Some conservative critics of opioid dependancy remedy say that as a result of buprenorphine and methadone are opioids, their use shouldn’t be inspired. However the Medicaid program already has proven bipartisan enchantment, with some conservative-leaning states, akin to Kentucky, Montana and Utah, making use of for it.
For states that need to take part in this system, the federal authorities is asking for correctional amenities to supply methadone and buprenorphine. The steering additionally asks states to droop, somewhat than terminate, Medicaid protection whereas individuals with the insurance coverage are incarcerated, permitting them to extra rapidly transition again into their well being plans as soon as they’re launched.
Dr. Gupta stated that such an strategy might higher enable those that are newly launched to see a physician that they had seen earlier than their incarceration. Correctional amenities may even be anticipated to supply inmates with a 30-day provide of remedy upon their launch, giving individuals a head begin as they re-enter society.
“It’s the entire transitions the place issues crumble, each from the transition from outdoors to inside, then inside to outdoors,” stated Dr. Josiah D. Wealthy, an epidemiologist at Brown College.
Folks in jails and prisons are particularly susceptible to deadly overdoses shortly after they’re launched, when their tolerance for medicine has weakened. Research present that the dangers of overdosing in the times and weeks after launch are lowered considerably if an incarcerated individual makes use of both buprenorphine or methadone.
About two million individuals are held in jails and prisons on any given day in the US, and a considerable portion of them have opioid use dysfunction, federal officers say. Withdrawal signs could be particularly acute throughout shorter stays in jails, a lot of which do not need remedy packages. Round 9 million individuals cycle by way of jails yearly, the federal authorities estimates.

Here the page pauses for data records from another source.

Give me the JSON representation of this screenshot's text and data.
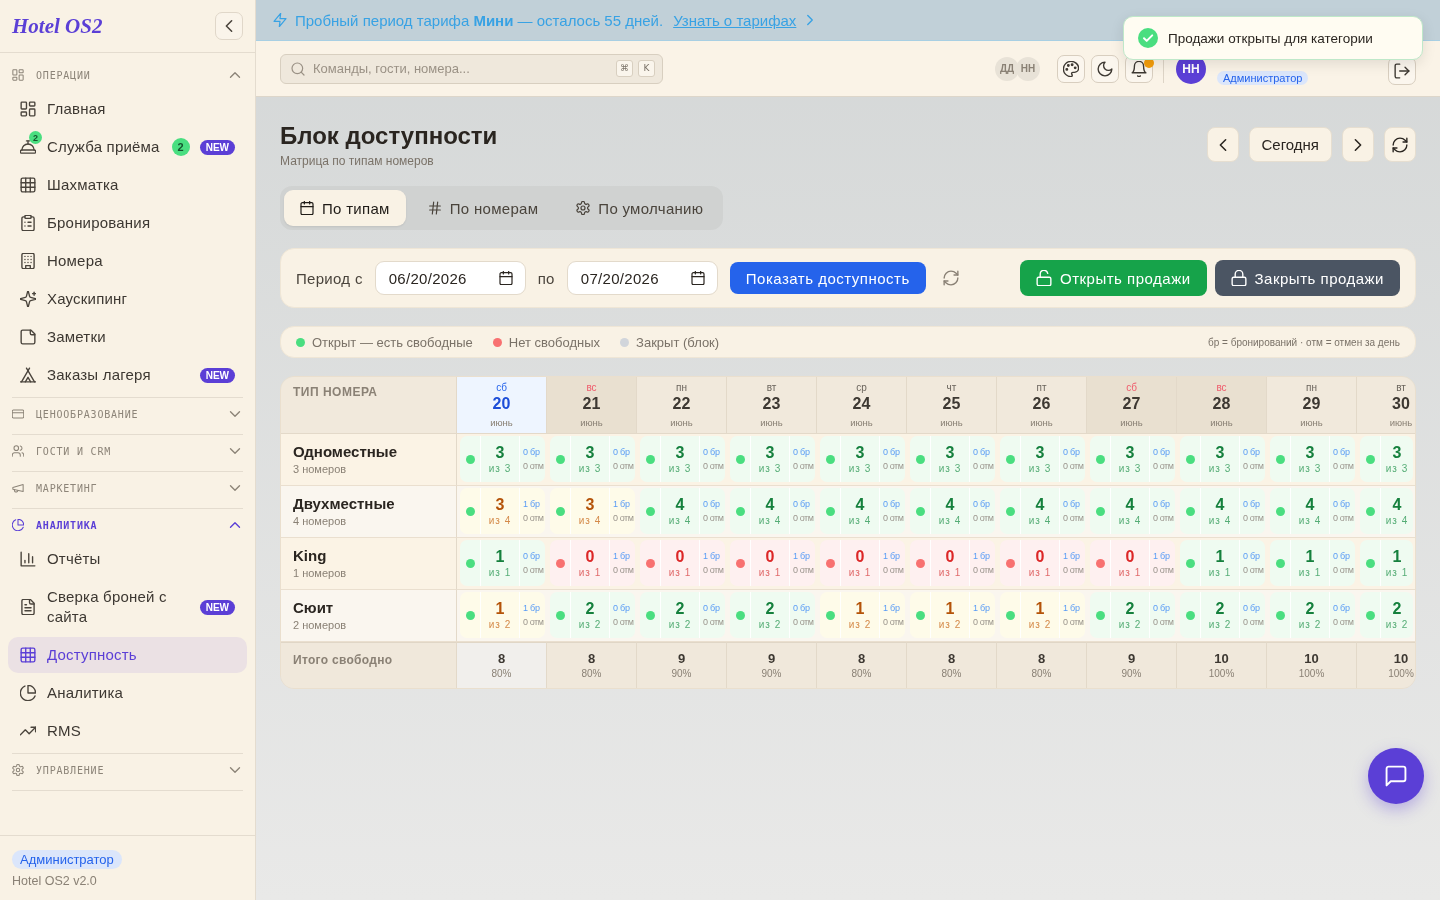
{
  "sidebar": {
    "logo": "Hotel OS2",
    "sections": [
      {
        "label": "ОПЕРАЦИИ",
        "expanded": true,
        "active": false,
        "items": [
          {
            "label": "Главная",
            "selected": false
          },
          {
            "label": "Служба приёма",
            "selected": false,
            "icon_badge": "2",
            "count": "2",
            "tag": "NEW"
          },
          {
            "label": "Шахматка",
            "selected": false
          },
          {
            "label": "Бронирования",
            "selected": false
          },
          {
            "label": "Номера",
            "selected": false
          },
          {
            "label": "Хаускипинг",
            "selected": false
          },
          {
            "label": "Заметки",
            "selected": false
          },
          {
            "label": "Заказы лагеря",
            "selected": false,
            "tag": "NEW"
          }
        ]
      },
      {
        "label": "ЦЕНООБРАЗОВАНИЕ",
        "expanded": false,
        "active": false
      },
      {
        "label": "ГОСТИ И CRM",
        "expanded": false,
        "active": false
      },
      {
        "label": "МАРКЕТИНГ",
        "expanded": false,
        "active": false
      },
      {
        "label": "АНАЛИТИКА",
        "expanded": true,
        "active": true,
        "items": [
          {
            "label": "Отчёты",
            "selected": false
          },
          {
            "label": "Сверка броней с сайта",
            "selected": false,
            "tag": "NEW"
          },
          {
            "label": "Доступность",
            "selected": true
          },
          {
            "label": "Аналитика",
            "selected": false
          },
          {
            "label": "RMS",
            "selected": false
          }
        ]
      },
      {
        "label": "УПРАВЛЕНИЕ",
        "expanded": false,
        "active": false
      }
    ],
    "footer": {
      "role": "Администратор",
      "version": "Hotel OS2 v2.0"
    }
  },
  "banner": {
    "text": "Пробный период тарифа **Мини** — осталось 55 дней.",
    "link": "Узнать о тарифах"
  },
  "topbar": {
    "search": {
      "placeholder": "Команды, гости, номера...",
      "shortcut": [
        "⌘",
        "K"
      ]
    },
    "online_users": [
      "ДД",
      "НН"
    ],
    "notifications": {
      "unread": true
    },
    "user": {
      "initials": "НН",
      "role": "Администратор"
    }
  },
  "toast": {
    "message": "Продажи открыты для категории"
  },
  "page": {
    "title": "Блок доступности",
    "subtitle": "Матрица по типам номеров",
    "today_button": "Сегодня"
  },
  "view_tabs": [
    {
      "label": "По типам",
      "selected": true
    },
    {
      "label": "По номерам",
      "selected": false
    },
    {
      "label": "По умолчанию",
      "selected": false
    }
  ],
  "filters": {
    "from_label": "Период с",
    "from": "06/20/2026",
    "to_label": "по",
    "to": "07/20/2026",
    "show_button": "Показать доступность",
    "actions": [
      {
        "kind": "open",
        "label": "Открыть продажи"
      },
      {
        "kind": "close",
        "label": "Закрыть продажи"
      }
    ]
  },
  "legend": {
    "items": [
      {
        "label": "Открыт — есть свободные",
        "color": "#4ade80"
      },
      {
        "label": "Нет свободных",
        "color": "#f87171"
      },
      {
        "label": "Закрыт (блок)",
        "color": "#d1d5db"
      }
    ],
    "note": "бр = бронирований · отм = отмен за день"
  },
  "table": {
    "type_header": "ТИП НОМЕРА",
    "columns": [
      {
        "weekday": "сб",
        "day": "20",
        "month": "июнь",
        "weekend": true,
        "today": true
      },
      {
        "weekday": "вс",
        "day": "21",
        "month": "июнь",
        "weekend": true,
        "today": false
      },
      {
        "weekday": "пн",
        "day": "22",
        "month": "июнь",
        "weekend": false,
        "today": false
      },
      {
        "weekday": "вт",
        "day": "23",
        "month": "июнь",
        "weekend": false,
        "today": false
      },
      {
        "weekday": "ср",
        "day": "24",
        "month": "июнь",
        "weekend": false,
        "today": false
      },
      {
        "weekday": "чт",
        "day": "25",
        "month": "июнь",
        "weekend": false,
        "today": false
      },
      {
        "weekday": "пт",
        "day": "26",
        "month": "июнь",
        "weekend": false,
        "today": false
      },
      {
        "weekday": "сб",
        "day": "27",
        "month": "июнь",
        "weekend": true,
        "today": false
      },
      {
        "weekday": "вс",
        "day": "28",
        "month": "июнь",
        "weekend": true,
        "today": false
      },
      {
        "weekday": "пн",
        "day": "29",
        "month": "июнь",
        "weekend": false,
        "today": false
      },
      {
        "weekday": "вт",
        "day": "30",
        "month": "июнь",
        "weekend": false,
        "today": false
      }
    ],
    "rows": [
      {
        "name": "Одноместные",
        "count": "3 номеров",
        "cells": [
          {
            "sold_out": false,
            "partly_booked": false,
            "free": "3",
            "total": "из 3",
            "booked": "0 бр",
            "cancelled": "0 отм"
          },
          {
            "sold_out": false,
            "partly_booked": false,
            "free": "3",
            "total": "из 3",
            "booked": "0 бр",
            "cancelled": "0 отм"
          },
          {
            "sold_out": false,
            "partly_booked": false,
            "free": "3",
            "total": "из 3",
            "booked": "0 бр",
            "cancelled": "0 отм"
          },
          {
            "sold_out": false,
            "partly_booked": false,
            "free": "3",
            "total": "из 3",
            "booked": "0 бр",
            "cancelled": "0 отм"
          },
          {
            "sold_out": false,
            "partly_booked": false,
            "free": "3",
            "total": "из 3",
            "booked": "0 бр",
            "cancelled": "0 отм"
          },
          {
            "sold_out": false,
            "partly_booked": false,
            "free": "3",
            "total": "из 3",
            "booked": "0 бр",
            "cancelled": "0 отм"
          },
          {
            "sold_out": false,
            "partly_booked": false,
            "free": "3",
            "total": "из 3",
            "booked": "0 бр",
            "cancelled": "0 отм"
          },
          {
            "sold_out": false,
            "partly_booked": false,
            "free": "3",
            "total": "из 3",
            "booked": "0 бр",
            "cancelled": "0 отм"
          },
          {
            "sold_out": false,
            "partly_booked": false,
            "free": "3",
            "total": "из 3",
            "booked": "0 бр",
            "cancelled": "0 отм"
          },
          {
            "sold_out": false,
            "partly_booked": false,
            "free": "3",
            "total": "из 3",
            "booked": "0 бр",
            "cancelled": "0 отм"
          },
          {
            "sold_out": false,
            "partly_booked": false,
            "free": "3",
            "total": "из 3"
          }
        ]
      },
      {
        "name": "Двухместные",
        "count": "4 номеров",
        "cells": [
          {
            "sold_out": false,
            "partly_booked": true,
            "free": "3",
            "total": "из 4",
            "booked": "1 бр",
            "cancelled": "0 отм"
          },
          {
            "sold_out": false,
            "partly_booked": true,
            "free": "3",
            "total": "из 4",
            "booked": "1 бр",
            "cancelled": "0 отм"
          },
          {
            "sold_out": false,
            "partly_booked": false,
            "free": "4",
            "total": "из 4",
            "booked": "0 бр",
            "cancelled": "0 отм"
          },
          {
            "sold_out": false,
            "partly_booked": false,
            "free": "4",
            "total": "из 4",
            "booked": "0 бр",
            "cancelled": "0 отм"
          },
          {
            "sold_out": false,
            "partly_booked": false,
            "free": "4",
            "total": "из 4",
            "booked": "0 бр",
            "cancelled": "0 отм"
          },
          {
            "sold_out": false,
            "partly_booked": false,
            "free": "4",
            "total": "из 4",
            "booked": "0 бр",
            "cancelled": "0 отм"
          },
          {
            "sold_out": false,
            "partly_booked": false,
            "free": "4",
            "total": "из 4",
            "booked": "0 бр",
            "cancelled": "0 отм"
          },
          {
            "sold_out": false,
            "partly_booked": false,
            "free": "4",
            "total": "из 4",
            "booked": "0 бр",
            "cancelled": "0 отм"
          },
          {
            "sold_out": false,
            "partly_booked": false,
            "free": "4",
            "total": "из 4",
            "booked": "0 бр",
            "cancelled": "0 отм"
          },
          {
            "sold_out": false,
            "partly_booked": false,
            "free": "4",
            "total": "из 4",
            "booked": "0 бр",
            "cancelled": "0 отм"
          },
          {
            "sold_out": false,
            "partly_booked": false,
            "free": "4",
            "total": "из 4"
          }
        ]
      },
      {
        "name": "King",
        "count": "1 номеров",
        "cells": [
          {
            "sold_out": false,
            "partly_booked": false,
            "free": "1",
            "total": "из 1",
            "booked": "0 бр",
            "cancelled": "0 отм"
          },
          {
            "sold_out": true,
            "partly_booked": false,
            "free": "0",
            "total": "из 1",
            "booked": "1 бр",
            "cancelled": "0 отм"
          },
          {
            "sold_out": true,
            "partly_booked": false,
            "free": "0",
            "total": "из 1",
            "booked": "1 бр",
            "cancelled": "0 отм"
          },
          {
            "sold_out": true,
            "partly_booked": false,
            "free": "0",
            "total": "из 1",
            "booked": "1 бр",
            "cancelled": "0 отм"
          },
          {
            "sold_out": true,
            "partly_booked": false,
            "free": "0",
            "total": "из 1",
            "booked": "1 бр",
            "cancelled": "0 отм"
          },
          {
            "sold_out": true,
            "partly_booked": false,
            "free": "0",
            "total": "из 1",
            "booked": "1 бр",
            "cancelled": "0 отм"
          },
          {
            "sold_out": true,
            "partly_booked": false,
            "free": "0",
            "total": "из 1",
            "booked": "1 бр",
            "cancelled": "0 отм"
          },
          {
            "sold_out": true,
            "partly_booked": false,
            "free": "0",
            "total": "из 1",
            "booked": "1 бр",
            "cancelled": "0 отм"
          },
          {
            "sold_out": false,
            "partly_booked": false,
            "free": "1",
            "total": "из 1",
            "booked": "0 бр",
            "cancelled": "0 отм"
          },
          {
            "sold_out": false,
            "partly_booked": false,
            "free": "1",
            "total": "из 1",
            "booked": "0 бр",
            "cancelled": "0 отм"
          },
          {
            "sold_out": false,
            "partly_booked": false,
            "free": "1",
            "total": "из 1"
          }
        ]
      },
      {
        "name": "Сюит",
        "count": "2 номеров",
        "cells": [
          {
            "sold_out": false,
            "partly_booked": true,
            "free": "1",
            "total": "из 2",
            "booked": "1 бр",
            "cancelled": "0 отм"
          },
          {
            "sold_out": false,
            "partly_booked": false,
            "free": "2",
            "total": "из 2",
            "booked": "0 бр",
            "cancelled": "0 отм"
          },
          {
            "sold_out": false,
            "partly_booked": false,
            "free": "2",
            "total": "из 2",
            "booked": "0 бр",
            "cancelled": "0 отм"
          },
          {
            "sold_out": false,
            "partly_booked": false,
            "free": "2",
            "total": "из 2",
            "booked": "0 бр",
            "cancelled": "0 отм"
          },
          {
            "sold_out": false,
            "partly_booked": true,
            "free": "1",
            "total": "из 2",
            "booked": "1 бр",
            "cancelled": "0 отм"
          },
          {
            "sold_out": false,
            "partly_booked": true,
            "free": "1",
            "total": "из 2",
            "booked": "1 бр",
            "cancelled": "0 отм"
          },
          {
            "sold_out": false,
            "partly_booked": true,
            "free": "1",
            "total": "из 2",
            "booked": "1 бр",
            "cancelled": "0 отм"
          },
          {
            "sold_out": false,
            "partly_booked": false,
            "free": "2",
            "total": "из 2",
            "booked": "0 бр",
            "cancelled": "0 отм"
          },
          {
            "sold_out": false,
            "partly_booked": false,
            "free": "2",
            "total": "из 2",
            "booked": "0 бр",
            "cancelled": "0 отм"
          },
          {
            "sold_out": false,
            "partly_booked": false,
            "free": "2",
            "total": "из 2",
            "booked": "0 бр",
            "cancelled": "0 отм"
          },
          {
            "sold_out": false,
            "partly_booked": false,
            "free": "2",
            "total": "из 2"
          }
        ]
      }
    ],
    "total_label": "Итого свободно",
    "totals": [
      {
        "free": "8",
        "percent": "80%"
      },
      {
        "free": "8",
        "percent": "80%"
      },
      {
        "free": "9",
        "percent": "90%"
      },
      {
        "free": "9",
        "percent": "90%"
      },
      {
        "free": "8",
        "percent": "80%"
      },
      {
        "free": "8",
        "percent": "80%"
      },
      {
        "free": "8",
        "percent": "80%"
      },
      {
        "free": "9",
        "percent": "90%"
      },
      {
        "free": "10",
        "percent": "100%"
      },
      {
        "free": "10",
        "percent": "100%"
      },
      {
        "free": "10",
        "percent": "100%"
      }
    ]
  }
}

Buprenorphine and methadone usually require sustained, uninterrupted use to assist drug customers steadily uninteresting cravings. The typical size of a keep in a Philadelphia jail is round 120 days, which means that the Medicaid program, with its 90-day protection interval, might pay for remedy for many or all of an individual’s time there.
Researchers from the Jail and Jail Opioid Venture, a bunch that Dr. Wealthy helps lead that research remedy amongst incarcerated individuals, estimate that solely about 630 of the nation’s roughly 5,000 correctional amenities supply medicine remedy for opioid use dysfunction. About 2 p.c of incarcerated individuals in the US are recognized to have obtained such remedy whereas in jail or jail, the researchers estimate.
Dr. Gupta pointed to what he stated was a obtrusive irony in a big section of the American jail inhabitants: Persons are incarcerated for his or her drug use, then denied remedy for it.
The Biden administration’s push for states to make use of Medicaid funds in jails and prisons is overlapping with a bipartisan effort within the Home and Senate to cross the Medicaid Re-entry Act, which might grant protection within the 30 days earlier than an inmate’s launch.
The administration has stated that by the summer season, all 122 Federal Bureau of Prisons amenities can be geared up to supply medicine remedy. However most incarcerated individuals are in state and native prisons and jails, which function a patchwork of medicine insurance policies that may differ by web site. Some correctional amenities enable just one remedy, whereas others enable medicine solely for individuals who had been receiving it earlier than they had been incarcerated.
“There may be stigma each round utilizing medicines for remedy but in addition stigma round opioid use dysfunction basically,” stated Dr. Elizabeth Salisbury-Afshar, an dependancy doctor on the College of Wisconsin-Madison who has suggested jails on remedy packages. “There’s a broader instructional hole.”
Dr. Dorian Jacobs, a doctor who helps run the Curran-Fromhold jail’s dependancy remedy program, stated she had encountered residents with opioid use dysfunction who didn’t understand it’s a illness that needs to be handled like another.
“It’s simply part of who we’re,” she stated.